It began on the streets of Amman, Jordan — where traffic jams were not just an occasional nuisance but a daily battle. Growing up there, Lamis Ashour developed a unique relationship with her city — a love-hate affair that eventually ignited her passion for urban planning and transportation to make cities like hers more accessible and equitable.
Lamis received her master’s in Abu Dhabi. Through a collaboration with MIT, she explored the plans and strategies that give shape to sustainable cities. It secured her a job in the U.S., opening the door to a new chapter in her life. Witnessing the daily struggles of commuting in her hometown and comparing them to the urban designs she encountered in the United States, she couldn’t help but wonder: Why do some cities thrive while others suffer from congestion and inefficiency?
Lamis is now a fifth-year Ph.D. candidate in the Urban Design and Planning program. Her most recent research was working alongside organizations like Commute Seattle and the UW’s Mobility Innovation Center to understand how the COVID-19 pandemic had transformed commuting patterns and mobility needs. To identify changes, Lamis and a team of researchers redesigned the bi-annual Seattle Commute Survey to comprehensively cover employees’ commute options and work models to examine patterns between commute and non-commute trips and travel behavior, motives and needs. Their findings were published earlier this year in the Seattle Times.

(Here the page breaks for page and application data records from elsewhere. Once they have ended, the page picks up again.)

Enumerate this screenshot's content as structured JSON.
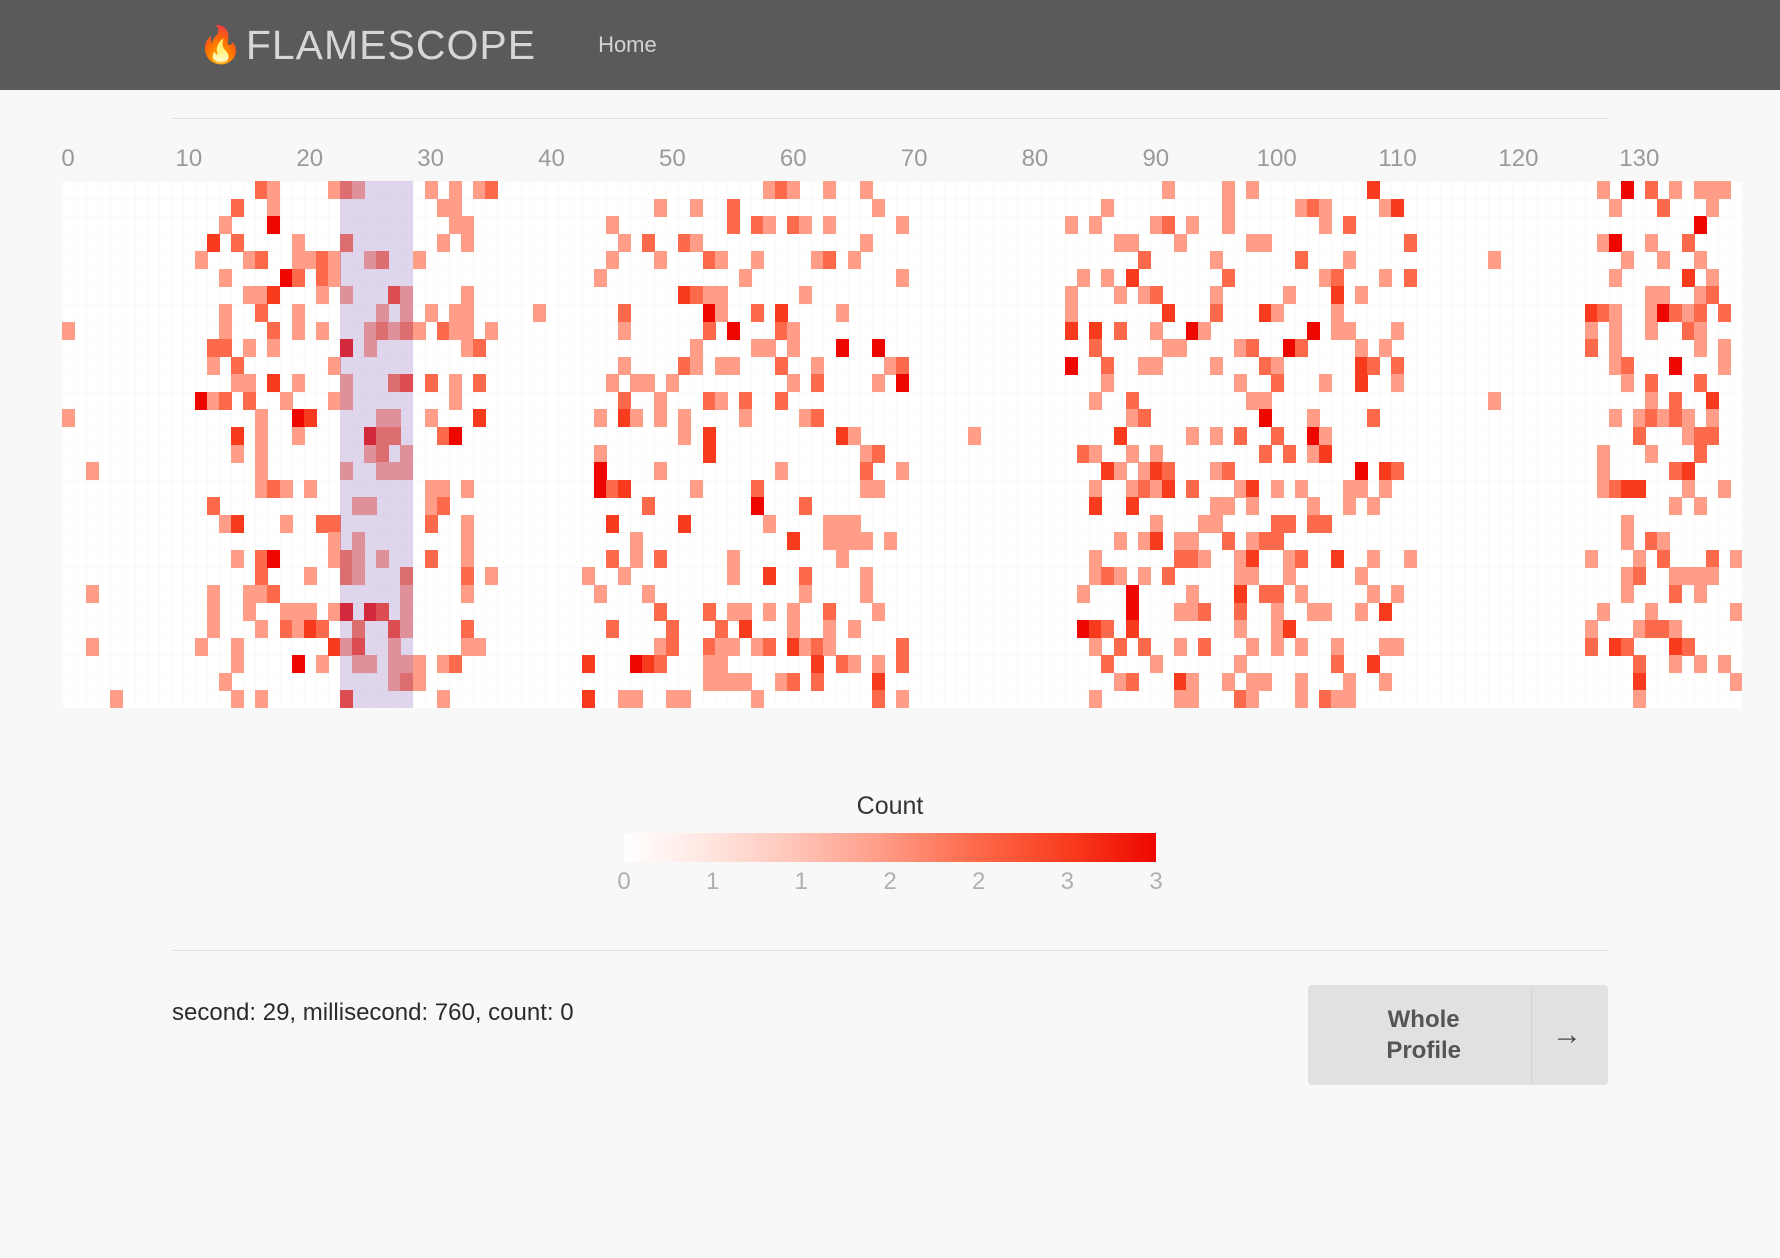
{
  "header": {
    "brand_icon": "flame-icon",
    "brand_glyph": "🔥",
    "brand_text": "FLAMESCOPE",
    "nav": [
      {
        "label": "Home"
      }
    ]
  },
  "chart_data": {
    "type": "heatmap",
    "title": "",
    "xlabel": "",
    "ylabel": "",
    "x_ticks": [
      "0",
      "10",
      "20",
      "30",
      "40",
      "50",
      "60",
      "70",
      "80",
      "90",
      "100",
      "110",
      "120",
      "130"
    ],
    "x_tick_values": [
      0,
      10,
      20,
      30,
      40,
      50,
      60,
      70,
      80,
      90,
      100,
      110,
      120,
      130
    ],
    "xlim": [
      0,
      139
    ],
    "rows": 30,
    "columns": 139,
    "row_label": "millisecond",
    "column_label": "second",
    "colorscale": [
      "#ffffff",
      "#ffe9e4",
      "#ffc9bd",
      "#ff9d88",
      "#fd6a4b",
      "#f93b1d",
      "#ee0701"
    ],
    "value_range": [
      0,
      3
    ],
    "active_bands": [
      {
        "start": 11,
        "end": 36,
        "density": 0.3
      },
      {
        "start": 43,
        "end": 70,
        "density": 0.27
      },
      {
        "start": 83,
        "end": 112,
        "density": 0.28
      },
      {
        "start": 126,
        "end": 139,
        "density": 0.33
      }
    ],
    "sparse_cells": [
      {
        "col": 0,
        "row": 8
      },
      {
        "col": 0,
        "row": 13
      },
      {
        "col": 2,
        "row": 16
      },
      {
        "col": 2,
        "row": 23
      },
      {
        "col": 2,
        "row": 26
      },
      {
        "col": 4,
        "row": 29
      },
      {
        "col": 39,
        "row": 7
      },
      {
        "col": 75,
        "row": 14
      },
      {
        "col": 118,
        "row": 4
      },
      {
        "col": 118,
        "row": 12
      },
      {
        "col": 105,
        "row": 30
      }
    ],
    "selection": {
      "start_second": 23,
      "end_second": 29,
      "color": "#9478c8"
    }
  },
  "legend": {
    "title": "Count",
    "ticks": [
      "0",
      "1",
      "1",
      "2",
      "2",
      "3",
      "3"
    ],
    "gradient_from": "#ffffff",
    "gradient_to": "#ee0701"
  },
  "footer": {
    "status": "second: 29, millisecond: 760, count: 0",
    "status_fields": {
      "second": 29,
      "millisecond": 760,
      "count": 0
    },
    "whole_profile_button": {
      "label": "Whole\nProfile",
      "arrow_glyph": "→"
    }
  }
}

Their goal was to uncover the disparities and challenges faced by different segments of society, particularly those unable to work remotely. After collection and analysis of more than 64,000 respondents, Lamis and her team aimed to create a roadmap toward more equitable cities for all, where transportation options align with the evolving needs of diverse populations.
Equity in Transportation
Lamis and her team presented their findings to the Transportation Commissions in Olympia, as they look to understand the demand for public transit in key areas and create policies that align with these evolving needs.
“They seemed interested in expanding our study to other areas in Washington state, and found the results very informative,” Lamis says. “We also reached out to Seattle Department of Transportation who showed interest in using the data from our survey to build and implement things like parking polices.”
The post-pandemic new normal requires a nuanced understanding of equity in transportation, making sure resources are allocated to those who require them, even in the face of limited resources.
“It’s about acknowledging the disparities that exist and ensuring that everyone, from low-density areas to those with unconventional work schedules, has access to vital transportation resources,” Lamis says.
Lamis’s academic journey is a testament to her unwavering commitment to creating more equitable cities, where the diverse needs of all residents are considered and addressed. Her dissertation focuses on the equity implications of new mobility services, with a primary focus on the transformative impact of telecommuting. As telecommuting becomes an increasingly common way for people to move around, Lamis is attempting to understand how this trend affects equity in urban transportation.
As for her future, Lamis is still considering an academic career but is determined to continue her hands-on work with emerging technologies. She remains passionate about the ever-evolving field of urban planning she discovered on the streets of Jordan and is committed to understanding and shaping the transportation systems of tomorrow.
Despite her travels and dedication to academics, Lamis shares personal context that may be comforting to others facing similar life experiences. During her academic life she has maintained a long-distance relationship with her partner. “Women can achieve their aspirations without sacrificing their dreams and future to conform to traditional gender roles,” Lamis says.
By Tatiana Rodriguez, UW Graduate School.
Published on October 3, 2023